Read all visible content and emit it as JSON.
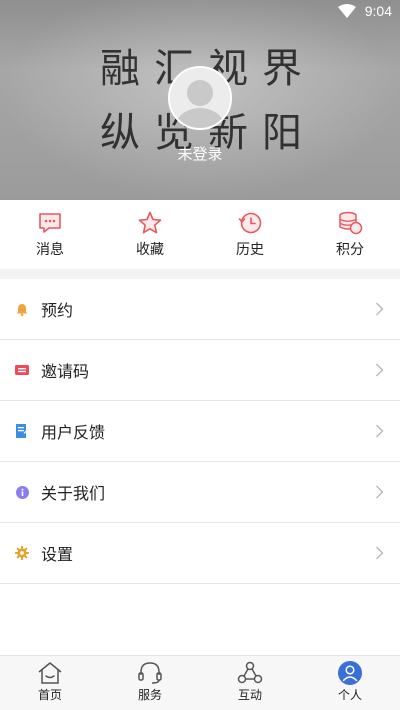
{
  "status": {
    "time": "9:04"
  },
  "header": {
    "login_text": "未登录",
    "calligraphy_line1": "融汇视界",
    "calligraphy_line2": "纵览新阳"
  },
  "quick_actions": [
    {
      "label": "消息",
      "icon": "message-icon"
    },
    {
      "label": "收藏",
      "icon": "star-icon"
    },
    {
      "label": "历史",
      "icon": "history-icon"
    },
    {
      "label": "积分",
      "icon": "coins-icon"
    }
  ],
  "menu": [
    {
      "label": "预约",
      "icon": "bell-icon",
      "color": "#f0a43c"
    },
    {
      "label": "邀请码",
      "icon": "ticket-icon",
      "color": "#ee4a5a"
    },
    {
      "label": "用户反馈",
      "icon": "feedback-icon",
      "color": "#3b8fe0"
    },
    {
      "label": "关于我们",
      "icon": "info-icon",
      "color": "#8b7cf0"
    },
    {
      "label": "设置",
      "icon": "gear-icon",
      "color": "#e3a32c"
    }
  ],
  "bottom_nav": [
    {
      "label": "首页",
      "icon": "home-icon"
    },
    {
      "label": "服务",
      "icon": "headset-icon"
    },
    {
      "label": "互动",
      "icon": "share-nodes-icon"
    },
    {
      "label": "个人",
      "icon": "person-icon",
      "active": true
    }
  ],
  "colors": {
    "accent": "#3a6fd8",
    "quick_icon": "#e35a5f"
  }
}
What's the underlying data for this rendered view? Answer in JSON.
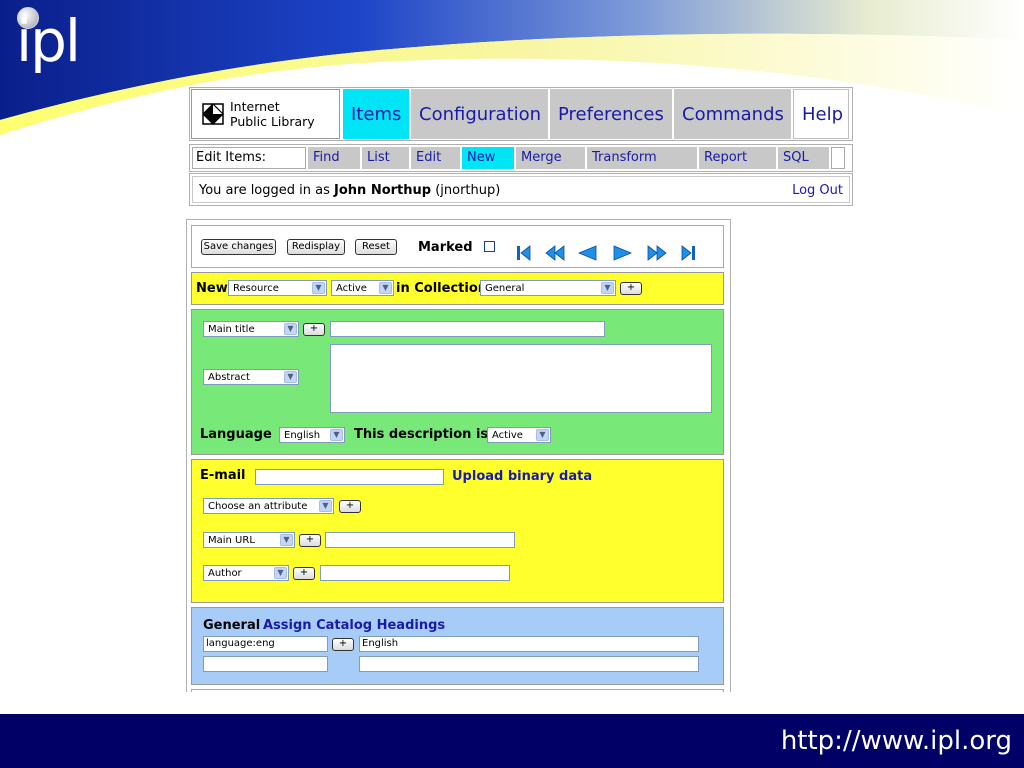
{
  "slide": {
    "logo_text": "ipl",
    "footer_url": "http://www.ipl.org",
    "colors": {
      "banner_blue": "#0a2a9a",
      "banner_yellow": "#f4f3a0",
      "footer_navy": "#000066"
    }
  },
  "navbar": {
    "brand_line1": "Internet",
    "brand_line2": "Public Library",
    "tabs": [
      {
        "label": "Items",
        "active": true
      },
      {
        "label": "Configuration",
        "active": false
      },
      {
        "label": "Preferences",
        "active": false
      },
      {
        "label": "Commands",
        "active": false
      },
      {
        "label": "Help",
        "active": false
      }
    ]
  },
  "subbar": {
    "label": "Edit Items:",
    "tabs": [
      {
        "label": "Find",
        "active": false
      },
      {
        "label": "List",
        "active": false
      },
      {
        "label": "Edit",
        "active": false
      },
      {
        "label": "New",
        "active": true
      },
      {
        "label": "Merge",
        "active": false
      },
      {
        "label": "Transform",
        "active": false
      },
      {
        "label": "Report",
        "active": false
      },
      {
        "label": "SQL",
        "active": false
      }
    ]
  },
  "login": {
    "prefix": "You are logged in as ",
    "user_name": "John Northup",
    "user_id": " (jnorthup)",
    "logout": "Log Out"
  },
  "toolbar": {
    "save_label": "Save changes",
    "redisplay_label": "Redisplay",
    "reset_label": "Reset",
    "marked_label": "Marked"
  },
  "new_row": {
    "new_label": "New",
    "type_value": "Resource",
    "status_value": "Active",
    "collection_label": "in Collection",
    "collection_value": "General",
    "plus": "+"
  },
  "description": {
    "title_select": "Main title",
    "title_value": "",
    "abstract_select": "Abstract",
    "abstract_value": "",
    "language_label": "Language",
    "language_value": "English",
    "status_label": "This description is",
    "status_value": "Active"
  },
  "attributes": {
    "email_label": "E-mail",
    "email_value": "",
    "upload_link": "Upload binary data",
    "attr_select": "Choose an attribute",
    "url_select": "Main URL",
    "url_value": "",
    "author_select": "Author",
    "author_value": ""
  },
  "catalog": {
    "collection_label": "General",
    "assign_link": "Assign Catalog Headings",
    "heading_code": "language:eng",
    "heading_value": "English",
    "blank_code": "",
    "blank_value": ""
  }
}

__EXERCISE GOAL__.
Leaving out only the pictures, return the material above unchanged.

__ANSWER FOR THE TASK__.
Read all visible content and emit it as JSON.
{
  "status": {
    "time": "9:04"
  },
  "header": {
    "login_text": "未登录",
    "calligraphy_line1": "融汇视界",
    "calligraphy_line2": "纵览新阳"
  },
  "quick_actions": [
    {
      "label": "消息",
      "icon": "message-icon"
    },
    {
      "label": "收藏",
      "icon": "star-icon"
    },
    {
      "label": "历史",
      "icon": "history-icon"
    },
    {
      "label": "积分",
      "icon": "coins-icon"
    }
  ],
  "menu": [
    {
      "label": "预约",
      "icon": "bell-icon",
      "color": "#f0a43c"
    },
    {
      "label": "邀请码",
      "icon": "ticket-icon",
      "color": "#ee4a5a"
    },
    {
      "label": "用户反馈",
      "icon": "feedback-icon",
      "color": "#3b8fe0"
    },
    {
      "label": "关于我们",
      "icon": "info-icon",
      "color": "#8b7cf0"
    },
    {
      "label": "设置",
      "icon": "gear-icon",
      "color": "#e3a32c"
    }
  ],
  "bottom_nav": [
    {
      "label": "首页",
      "icon": "home-icon"
    },
    {
      "label": "服务",
      "icon": "headset-icon"
    },
    {
      "label": "互动",
      "icon": "share-nodes-icon"
    },
    {
      "label": "个人",
      "icon": "person-icon",
      "active": true
    }
  ],
  "colors": {
    "accent": "#3a6fd8",
    "quick_icon": "#e35a5f"
  }
}
What's the underlying data for this rendered view? Answer in JSON.
{
  "slide": {
    "logo_text": "ipl",
    "footer_url": "http://www.ipl.org",
    "colors": {
      "banner_blue": "#0a2a9a",
      "banner_yellow": "#f4f3a0",
      "footer_navy": "#000066"
    }
  },
  "navbar": {
    "brand_line1": "Internet",
    "brand_line2": "Public Library",
    "tabs": [
      {
        "label": "Items",
        "active": true
      },
      {
        "label": "Configuration",
        "active": false
      },
      {
        "label": "Preferences",
        "active": false
      },
      {
        "label": "Commands",
        "active": false
      },
      {
        "label": "Help",
        "active": false
      }
    ]
  },
  "subbar": {
    "label": "Edit Items:",
    "tabs": [
      {
        "label": "Find",
        "active": false
      },
      {
        "label": "List",
        "active": false
      },
      {
        "label": "Edit",
        "active": false
      },
      {
        "label": "New",
        "active": true
      },
      {
        "label": "Merge",
        "active": false
      },
      {
        "label": "Transform",
        "active": false
      },
      {
        "label": "Report",
        "active": false
      },
      {
        "label": "SQL",
        "active": false
      }
    ]
  },
  "login": {
    "prefix": "You are logged in as ",
    "user_name": "John Northup",
    "user_id": " (jnorthup)",
    "logout": "Log Out"
  },
  "toolbar": {
    "save_label": "Save changes",
    "redisplay_label": "Redisplay",
    "reset_label": "Reset",
    "marked_label": "Marked"
  },
  "new_row": {
    "new_label": "New",
    "type_value": "Resource",
    "status_value": "Active",
    "collection_label": "in Collection",
    "collection_value": "General",
    "plus": "+"
  },
  "description": {
    "title_select": "Main title",
    "title_value": "",
    "abstract_select": "Abstract",
    "abstract_value": "",
    "language_label": "Language",
    "language_value": "English",
    "status_label": "This description is",
    "status_value": "Active"
  },
  "attributes": {
    "email_label": "E-mail",
    "email_value": "",
    "upload_link": "Upload binary data",
    "attr_select": "Choose an attribute",
    "url_select": "Main URL",
    "url_value": "",
    "author_select": "Author",
    "author_value": ""
  },
  "catalog": {
    "collection_label": "General",
    "assign_link": "Assign Catalog Headings",
    "heading_code": "language:eng",
    "heading_value": "English",
    "blank_code": "",
    "blank_value": ""
  }
}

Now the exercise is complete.